The Fall River proposal, known as Weavers Cove, has been approved by the federal government, but it remains mired in legal challenges and has faced intense public opposition because thousands of residents live nearby. "Clearly the offshore proposals will affect other projects and Fall River," said Neal B. Costello, a Boston lawyer who represents energy companies and is not involved in the current LNG proposals. "If these offshore projects do go forward, Weavers Cove is facing not only a political hurdle but an economic one."
A Weavers Cove official said last week that they still would build even if the offshore projects are approved because the proposed Fall River terminal is necessary to meet energy demand in the future.
Some analysts say it is too early to predict which LNG projects will be winners and losers because there are so many variables -- from the securing of long-term supplies of gas from overseas to lawsuits to stop construction.
A large LNG facility called Canaport is under construction in New Brunswick, and its plans to push gas into the New England market could erode the need for new LNG receiving ports or terminals. Some analysts say the Fall River terminal is needed because it will have the infrastructure to receive, store, and transport supercooled gas on peak demand days. The offshore ports are designed primarily to deliver vapor into the system that can't be stored, analysts said.
"The offshore projects will compete, but it won't necessarily drive Weavers Cove out," said John Meeske, president of Energy Market Decisions Inc., an energy firm in Hopkinton. "It could delay for a few years a land-based terminal, but it doesn't necessarily mean it will not be built, because demand continues to grow."
If Romney grants approval, Northeast Gateway officials say, they could be operating by December 2007. Neptune, proposed by Suez, the conglomerate that owns an Everett LNG facility, plans to go on line in 2009. Construction of an offshore terminal would not result in the closure of the land-based terminal in Everett.
The two offshore LNG ports would act as permanent floating factories.

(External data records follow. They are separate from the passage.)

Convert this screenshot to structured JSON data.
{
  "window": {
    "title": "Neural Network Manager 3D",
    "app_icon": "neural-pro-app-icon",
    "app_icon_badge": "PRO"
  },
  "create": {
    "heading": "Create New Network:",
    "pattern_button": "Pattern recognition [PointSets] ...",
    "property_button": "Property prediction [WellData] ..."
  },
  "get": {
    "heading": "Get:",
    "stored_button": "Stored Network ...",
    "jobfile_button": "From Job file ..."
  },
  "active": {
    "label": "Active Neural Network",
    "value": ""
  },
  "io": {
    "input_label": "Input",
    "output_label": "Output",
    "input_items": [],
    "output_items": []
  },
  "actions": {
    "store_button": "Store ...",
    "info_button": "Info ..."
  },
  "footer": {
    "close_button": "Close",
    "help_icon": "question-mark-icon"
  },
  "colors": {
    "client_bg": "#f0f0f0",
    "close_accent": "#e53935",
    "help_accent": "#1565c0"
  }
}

Ships from overseas would dock and regasify supercooled gas on board before pumping it into a pipe system connecting to the mainland. As soon as one of the massive ships -- some almost 2 1/2 football fields in length -- completed its weeklong unloading, another would take its place. Each ship could hold enough super-cooled gas in its tanks and labyrinth of pipes to heat about 30,000 homes for a year.
The only existing offshore LNG port -- in the Gulf of Mexico -- is run by Northeast Gateway's parent company, Excelerate. However, eight other offshore proposals are under review around the nation by the Maritime Administration, and two others in the Gulf of Mexico have been approved.
The governor's final say over offshore LNG lies in the Deepwater Port Act of 1974, which granted refusal rights over proposed offshore oil ports to adjacent coastal states. That law was amended in 2002 to include natural gas.
"The point hasn't been lost on me that a governor cannot stop a proposal like Weavers Cove, which clearly endangers the people he represents, but [the law] allows him to prevent one offshore," said Mayor Edward Lambert of Fall River. "It's incongruous."
The offshore proposals are opposed by fishermen who fear a loss of fishing grounds and others who worry about impacts to the federally endangered right whale and other marine mammals. But they have not generated the same outrage that Weavers Cove or other on-shore sites have.
In fact, state environmental officials have praised the offshore projects' water intake system, which has dramatically reduced the amount of ocean water needed to warm the LNG to about 5 million gallons a day from an originally proposed 54 million gallons.
The projects could exclude fishermen from about 7 square miles of fishing grounds, but federal officials say they are researching whether boats could steam through the closed zone to other fishing areas.
Beth Daley can be reached by e-mail at email@example.com.